I need the records below restated word for word, without their pictures.
━━━━━ Given data
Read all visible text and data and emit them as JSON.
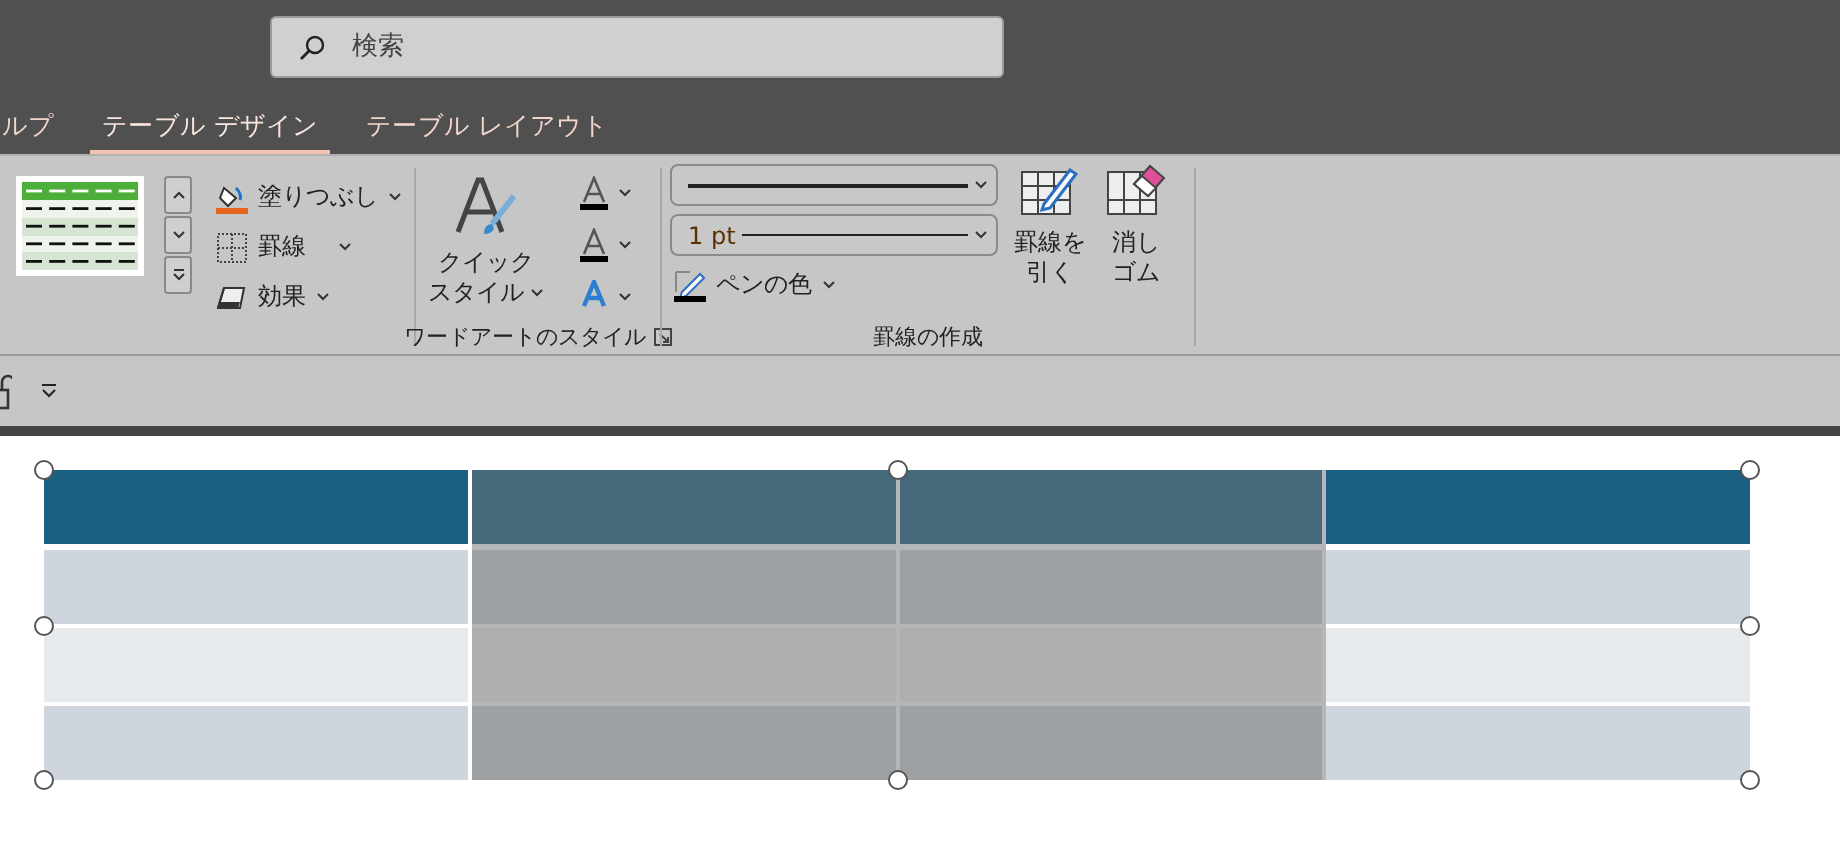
{
  "search": {
    "placeholder": "検索"
  },
  "tabs": [
    {
      "label": "ルプ",
      "selected": false
    },
    {
      "label": "テーブル デザイン",
      "selected": true
    },
    {
      "label": "テーブル レイアウト",
      "selected": false
    }
  ],
  "ribbon": {
    "shading": "塗りつぶし",
    "borders": "罫線",
    "effects": "効果",
    "quick_style": [
      "クイック",
      "スタイル"
    ],
    "wordart_label": "ワードアートのスタイル",
    "pen_weight": "1 pt",
    "pen_color": "ペンの色",
    "draw_table": [
      "罫線を",
      "引く"
    ],
    "eraser": [
      "消し",
      "ゴム"
    ],
    "draw_borders_label": "罫線の作成"
  },
  "table": {
    "columns": [
      {
        "selected": false
      },
      {
        "selected": true
      },
      {
        "selected": true
      },
      {
        "selected": false
      }
    ],
    "rows": [
      {
        "banded": true
      },
      {
        "banded": false
      },
      {
        "banded": true
      }
    ]
  }
}
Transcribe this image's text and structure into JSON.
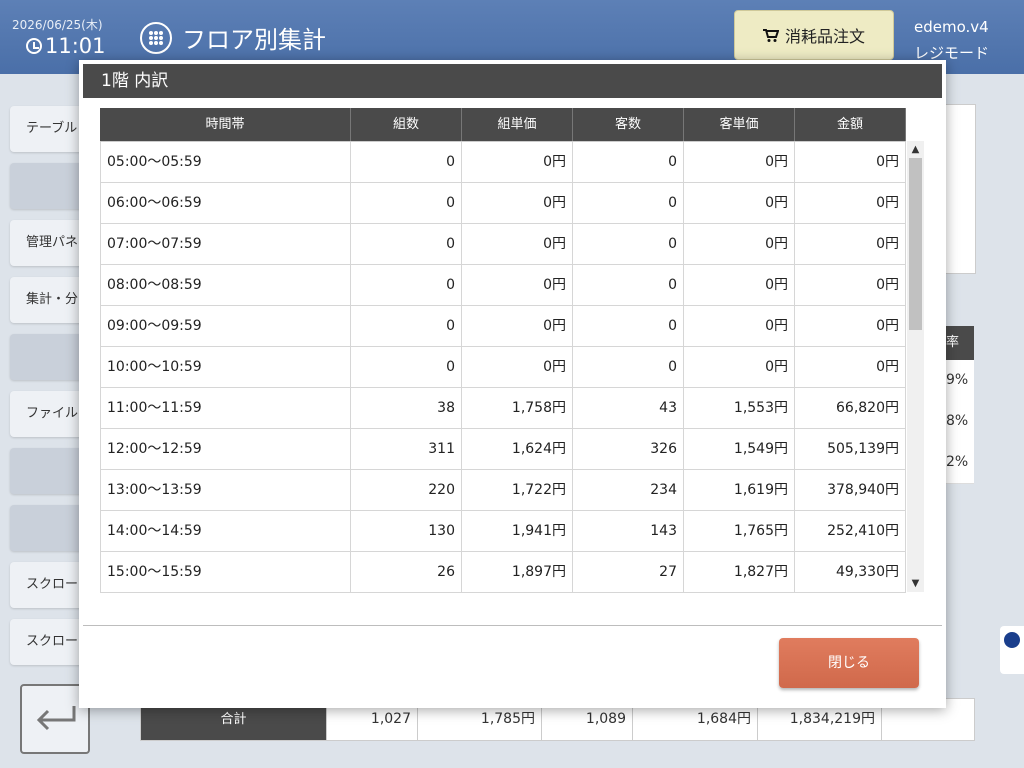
{
  "header": {
    "date": "2026/06/25(木)",
    "time": "11:01",
    "title": "フロア別集計",
    "order_button": "消耗品注文",
    "user": "edemo.v4",
    "mode": "レジモード"
  },
  "side_menu": {
    "items": [
      "テーブル",
      "",
      "管理パネ",
      "集計・分",
      "",
      "ファイル",
      "",
      "",
      "スクロー",
      "スクロー"
    ]
  },
  "background_table": {
    "header_fragment": "率",
    "rows": [
      "9%",
      "8%",
      "2%"
    ],
    "totals": {
      "label": "合計",
      "groups": "1,027",
      "group_price": "1,785円",
      "customers": "1,089",
      "customer_price": "1,684円",
      "amount": "1,834,219円"
    }
  },
  "modal": {
    "title": "1階 内訳",
    "columns": [
      "時間帯",
      "組数",
      "組単価",
      "客数",
      "客単価",
      "金額"
    ],
    "rows": [
      {
        "time": "05:00～05:59",
        "groups": "0",
        "group_price": "0円",
        "customers": "0",
        "customer_price": "0円",
        "amount": "0円"
      },
      {
        "time": "06:00～06:59",
        "groups": "0",
        "group_price": "0円",
        "customers": "0",
        "customer_price": "0円",
        "amount": "0円"
      },
      {
        "time": "07:00～07:59",
        "groups": "0",
        "group_price": "0円",
        "customers": "0",
        "customer_price": "0円",
        "amount": "0円"
      },
      {
        "time": "08:00～08:59",
        "groups": "0",
        "group_price": "0円",
        "customers": "0",
        "customer_price": "0円",
        "amount": "0円"
      },
      {
        "time": "09:00～09:59",
        "groups": "0",
        "group_price": "0円",
        "customers": "0",
        "customer_price": "0円",
        "amount": "0円"
      },
      {
        "time": "10:00～10:59",
        "groups": "0",
        "group_price": "0円",
        "customers": "0",
        "customer_price": "0円",
        "amount": "0円"
      },
      {
        "time": "11:00～11:59",
        "groups": "38",
        "group_price": "1,758円",
        "customers": "43",
        "customer_price": "1,553円",
        "amount": "66,820円"
      },
      {
        "time": "12:00～12:59",
        "groups": "311",
        "group_price": "1,624円",
        "customers": "326",
        "customer_price": "1,549円",
        "amount": "505,139円"
      },
      {
        "time": "13:00～13:59",
        "groups": "220",
        "group_price": "1,722円",
        "customers": "234",
        "customer_price": "1,619円",
        "amount": "378,940円"
      },
      {
        "time": "14:00～14:59",
        "groups": "130",
        "group_price": "1,941円",
        "customers": "143",
        "customer_price": "1,765円",
        "amount": "252,410円"
      },
      {
        "time": "15:00～15:59",
        "groups": "26",
        "group_price": "1,897円",
        "customers": "27",
        "customer_price": "1,827円",
        "amount": "49,330円"
      }
    ],
    "close_button": "閉じる"
  },
  "icons": {
    "clock": "clock-icon",
    "menu": "grid-menu-icon",
    "cart": "cart-icon",
    "back": "back-arrow-icon"
  }
}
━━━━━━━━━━
• Result for this task:
Read all visible text and data and emit them as JSON.
{
  "search": {
    "placeholder": "検索"
  },
  "tabs": [
    {
      "label": "ルプ",
      "selected": false
    },
    {
      "label": "テーブル デザイン",
      "selected": true
    },
    {
      "label": "テーブル レイアウト",
      "selected": false
    }
  ],
  "ribbon": {
    "shading": "塗りつぶし",
    "borders": "罫線",
    "effects": "効果",
    "quick_style": [
      "クイック",
      "スタイル"
    ],
    "wordart_label": "ワードアートのスタイル",
    "pen_weight": "1 pt",
    "pen_color": "ペンの色",
    "draw_table": [
      "罫線を",
      "引く"
    ],
    "eraser": [
      "消し",
      "ゴム"
    ],
    "draw_borders_label": "罫線の作成"
  },
  "table": {
    "columns": [
      {
        "selected": false
      },
      {
        "selected": true
      },
      {
        "selected": true
      },
      {
        "selected": false
      }
    ],
    "rows": [
      {
        "banded": true
      },
      {
        "banded": false
      },
      {
        "banded": true
      }
    ]
  }
}
Transcribe this image's text and structure into JSON.
{
  "header": {
    "date": "2026/06/25(木)",
    "time": "11:01",
    "title": "フロア別集計",
    "order_button": "消耗品注文",
    "user": "edemo.v4",
    "mode": "レジモード"
  },
  "side_menu": {
    "items": [
      "テーブル",
      "",
      "管理パネ",
      "集計・分",
      "",
      "ファイル",
      "",
      "",
      "スクロー",
      "スクロー"
    ]
  },
  "background_table": {
    "header_fragment": "率",
    "rows": [
      "9%",
      "8%",
      "2%"
    ],
    "totals": {
      "label": "合計",
      "groups": "1,027",
      "group_price": "1,785円",
      "customers": "1,089",
      "customer_price": "1,684円",
      "amount": "1,834,219円"
    }
  },
  "modal": {
    "title": "1階 内訳",
    "columns": [
      "時間帯",
      "組数",
      "組単価",
      "客数",
      "客単価",
      "金額"
    ],
    "rows": [
      {
        "time": "05:00～05:59",
        "groups": "0",
        "group_price": "0円",
        "customers": "0",
        "customer_price": "0円",
        "amount": "0円"
      },
      {
        "time": "06:00～06:59",
        "groups": "0",
        "group_price": "0円",
        "customers": "0",
        "customer_price": "0円",
        "amount": "0円"
      },
      {
        "time": "07:00～07:59",
        "groups": "0",
        "group_price": "0円",
        "customers": "0",
        "customer_price": "0円",
        "amount": "0円"
      },
      {
        "time": "08:00～08:59",
        "groups": "0",
        "group_price": "0円",
        "customers": "0",
        "customer_price": "0円",
        "amount": "0円"
      },
      {
        "time": "09:00～09:59",
        "groups": "0",
        "group_price": "0円",
        "customers": "0",
        "customer_price": "0円",
        "amount": "0円"
      },
      {
        "time": "10:00～10:59",
        "groups": "0",
        "group_price": "0円",
        "customers": "0",
        "customer_price": "0円",
        "amount": "0円"
      },
      {
        "time": "11:00～11:59",
        "groups": "38",
        "group_price": "1,758円",
        "customers": "43",
        "customer_price": "1,553円",
        "amount": "66,820円"
      },
      {
        "time": "12:00～12:59",
        "groups": "311",
        "group_price": "1,624円",
        "customers": "326",
        "customer_price": "1,549円",
        "amount": "505,139円"
      },
      {
        "time": "13:00～13:59",
        "groups": "220",
        "group_price": "1,722円",
        "customers": "234",
        "customer_price": "1,619円",
        "amount": "378,940円"
      },
      {
        "time": "14:00～14:59",
        "groups": "130",
        "group_price": "1,941円",
        "customers": "143",
        "customer_price": "1,765円",
        "amount": "252,410円"
      },
      {
        "time": "15:00～15:59",
        "groups": "26",
        "group_price": "1,897円",
        "customers": "27",
        "customer_price": "1,827円",
        "amount": "49,330円"
      }
    ],
    "close_button": "閉じる"
  },
  "icons": {
    "clock": "clock-icon",
    "menu": "grid-menu-icon",
    "cart": "cart-icon",
    "back": "back-arrow-icon"
  }
}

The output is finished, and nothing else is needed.